As the game progresses, your dog builds stamina and develops skills. Imagine my pride, the first time Attila soared high and snatched a Frisbee from the jaws of the greedy Poofle, the spaniel queen of the West Side park. "Windpipe!" I roared. "Windpipe!"
I soon entered my mighty pooch in a Frisbee competition, one of the three available challenges. While fun, the minigames expose Nintendogs' biggest limitation: lack of content. You can only enter three challenges a day. Since Nintendogs runs on real time, you're left twiddling your thumbs for long stretches. You'll play for a half-hour a day, max.
Although obsessive gamers will lose interest overnight, the game's offbeat simplicity and relaxed pace will appeal to dilettantes and young kids, especially puppyless ones. And there's something to be said for Nintendo's effort to create a kinder, gentler way to play videogames. In "bark mode," the DS even allows you to connect wirelessly with other Nintendogs owners, the idea being to create a virtual dog run.
As it turns out, the game never let me enter Attila in an underground dogfight, but that was for the best. He was too much of a softie. The Nintendogs store didn't carry the weighted collars and raw bear flesh I needed to make him a true killer.

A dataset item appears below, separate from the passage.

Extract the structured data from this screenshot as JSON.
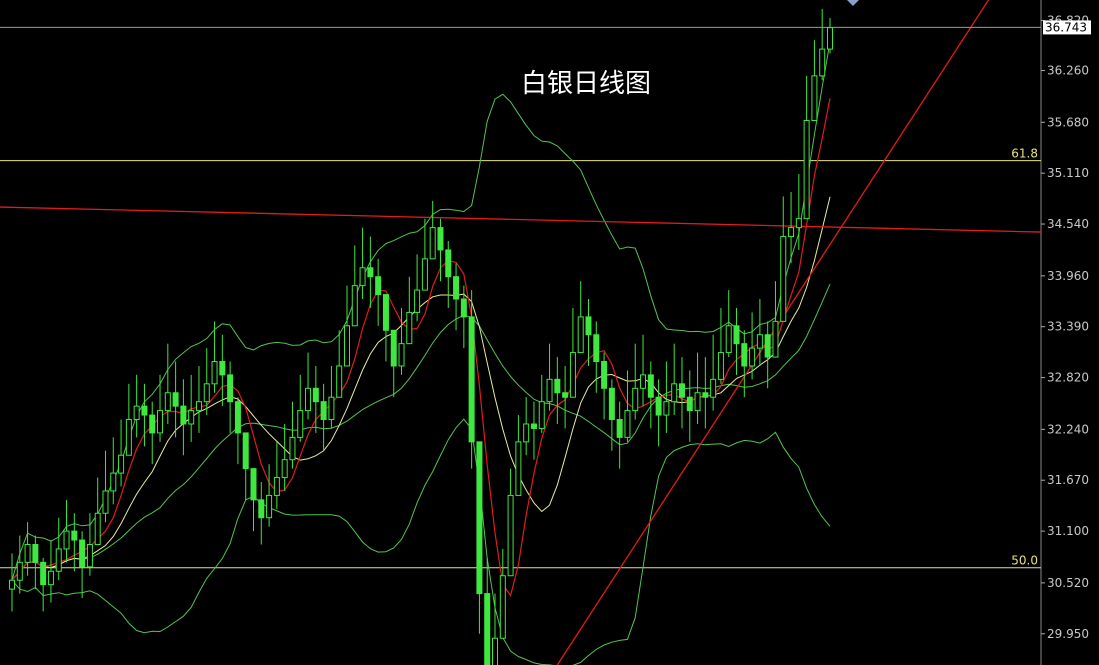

Besides, I've sort of become fond of the little guy. The way his tail wags when he sees me. He's so fuzzy. My fuzzy little buddy. My widdle doggie.